Shrinking semiconductors down to wires a few atoms across could lead to efficient, color-adjustable LED lights, according to work led by Manos Kioupakis of materials science and engineering.|Medium Read
Aaron (MSE '00) and Michelle (MBA '99) Crumm.

Aaron and Michelle Crumm: Alums who have made a difference

Aaron (MSE '00) and Michelle (MBA '99) Crumm together form the powerhouse that created Adaptive Materials (AMI), a small company that’s attracted DARPA, the U.S Marines, the Air Force and a worldwide electronics conglomerate.|Medium Read
Nuclear Engineering & Radiological Sciences

Four engineering students awarded for innovations in nuclear fuel cycles

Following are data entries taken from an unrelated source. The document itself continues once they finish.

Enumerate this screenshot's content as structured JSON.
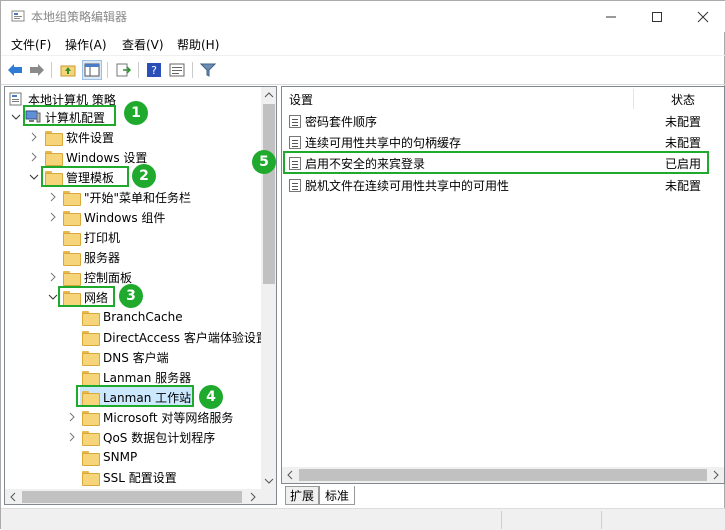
{
  "window": {
    "title": "本地组策略编辑器",
    "controls": {
      "minimize": "─",
      "maximize": "☐",
      "close": "✕"
    }
  },
  "menu": [
    "文件(F)",
    "操作(A)",
    "查看(V)",
    "帮助(H)"
  ],
  "toolbar": {
    "icons": [
      "back-arrow-icon",
      "forward-arrow-icon",
      "up-folder-icon",
      "show-hide-tree-icon",
      "export-list-icon",
      "help-icon",
      "properties-icon",
      "filter-icon"
    ]
  },
  "tree": {
    "root": "本地计算机 策略",
    "items": [
      {
        "label": "计算机配置",
        "expanded": true
      },
      {
        "label": "软件设置"
      },
      {
        "label": "Windows 设置"
      },
      {
        "label": "管理模板",
        "expanded": true
      },
      {
        "label": "\"开始\"菜单和任务栏"
      },
      {
        "label": "Windows 组件"
      },
      {
        "label": "打印机"
      },
      {
        "label": "服务器"
      },
      {
        "label": "控制面板"
      },
      {
        "label": "网络",
        "expanded": true
      },
      {
        "label": "BranchCache"
      },
      {
        "label": "DirectAccess 客户端体验设置"
      },
      {
        "label": "DNS 客户端"
      },
      {
        "label": "Lanman 服务器"
      },
      {
        "label": "Lanman 工作站",
        "selected": true
      },
      {
        "label": "Microsoft 对等网络服务"
      },
      {
        "label": "QoS 数据包计划程序"
      },
      {
        "label": "SNMP"
      },
      {
        "label": "SSL 配置设置"
      }
    ]
  },
  "list": {
    "columns": {
      "setting": "设置",
      "state": "状态"
    },
    "rows": [
      {
        "name": "密码套件顺序",
        "state": "未配置"
      },
      {
        "name": "连续可用性共享中的句柄缓存",
        "state": "未配置"
      },
      {
        "name": "启用不安全的来宾登录",
        "state": "已启用"
      },
      {
        "name": "脱机文件在连续可用性共享中的可用性",
        "state": "未配置"
      }
    ]
  },
  "tabs": [
    "扩展",
    "标准"
  ],
  "annotations": [
    "1",
    "2",
    "3",
    "4",
    "5"
  ],
  "colors": {
    "highlight": "#1faa2d",
    "selection": "#cce8ff"
  }
}
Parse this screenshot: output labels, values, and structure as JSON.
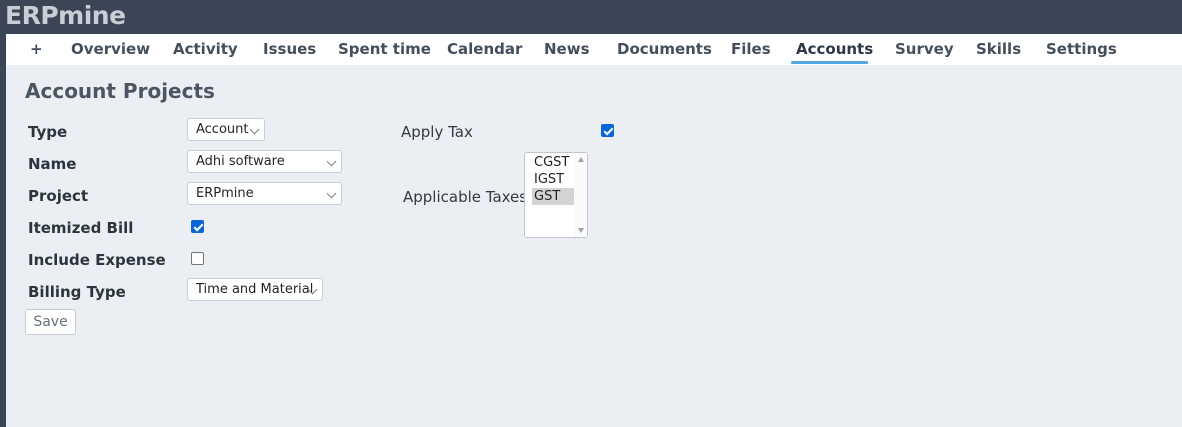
{
  "app": {
    "title": "ERPmine"
  },
  "menu": {
    "tabs": [
      {
        "label": "+"
      },
      {
        "label": "Overview"
      },
      {
        "label": "Activity"
      },
      {
        "label": "Issues"
      },
      {
        "label": "Spent time"
      },
      {
        "label": "Calendar"
      },
      {
        "label": "News"
      },
      {
        "label": "Documents"
      },
      {
        "label": "Files"
      },
      {
        "label": "Accounts",
        "selected": true
      },
      {
        "label": "Survey"
      },
      {
        "label": "Skills"
      },
      {
        "label": "Settings"
      }
    ],
    "accent_color": "#53a8e2"
  },
  "page": {
    "title": "Account Projects"
  },
  "form": {
    "type": {
      "label": "Type",
      "value": "Account"
    },
    "name": {
      "label": "Name",
      "value": "Adhi software"
    },
    "project": {
      "label": "Project",
      "value": "ERPmine"
    },
    "itemized_bill": {
      "label": "Itemized Bill",
      "checked": true
    },
    "include_expense": {
      "label": "Include Expense",
      "checked": false
    },
    "billing_type": {
      "label": "Billing Type",
      "value": "Time and Material"
    },
    "apply_tax": {
      "label": "Apply Tax",
      "checked": true
    },
    "applicable_taxes": {
      "label": "Applicable Taxes",
      "options": [
        "CGST",
        "IGST",
        "GST"
      ],
      "selected": "GST"
    },
    "save_label": "Save"
  },
  "icons": {
    "select": "chevron-down-icon",
    "listbox_up": "scroll-up-arrow-icon",
    "listbox_down": "scroll-down-arrow-icon"
  }
}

Four U-M engineering students placed in the 2012 Fuel Cycle Innovations Research program of the U.S. Department of Energy. |Short Read